From part (a), since $\Delta CXN$ and $\Delta MXB$ are similar, we have $MX:XC=2:3$

This means  that $MC:XC=5:3$

Thus $\triangle MBC:\triangle XBC=5:3$ (the two triangles share a common height)

Now, note that $\displaystyle\frac{\text{area of }ABCD}{\triangle MBC}=\frac{BC\times AB}{0.5 \times BC \times MB}=\frac{AB}{0.5MB}=\frac{2MB}{0.5MB}=4$

Hence area of $ABCD=4\times\triangle MBC$

We conclude that area of rectangle ABCD: area of $\triangle XBC=4(5):3=20:3$

Here is a longer solution, for those who are interested:

Let area of $\triangle XBC =S$

Let area of $\triangle MXB=4u$

Let area of $\triangle CXN=9u$

We have $\displaystyle\frac{S+9u}{S+4u}=\frac{3}{2}$ since $\triangle NCB$ and $\triangle CMB$ have the same base BC and their heights have ratio 3:2.

Cross-multiplying, we get $2S+18u=3S+12u$

So $\boxed{S=6u}$
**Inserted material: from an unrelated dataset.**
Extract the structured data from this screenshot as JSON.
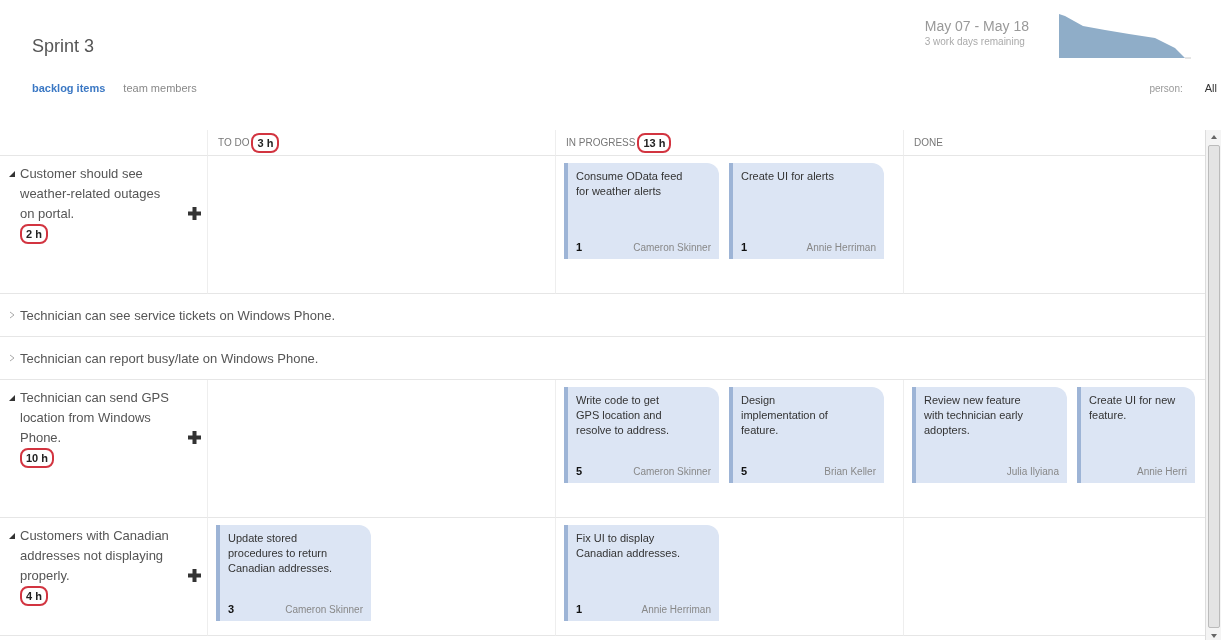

$\displaystyle\frac{\triangle BCN}{\triangle BDC}=\frac{3}{4}$ since $\triangle BCN$ and $\triangle BDC$ have the same base BC and their heights have ratio 3:4.

Hence,

$\begin{array}{rcl} \triangle BDC &=& \frac{4}{3} \triangle BCN\\ &=& \frac{4}{3} (9u+6u)\\ &=& 20u \end{array}$

Thus, area of $ABCD=2 \triangle BDC=40u$

area of rectangle ABCD: area of $\triangle XBC$=40:6=20:3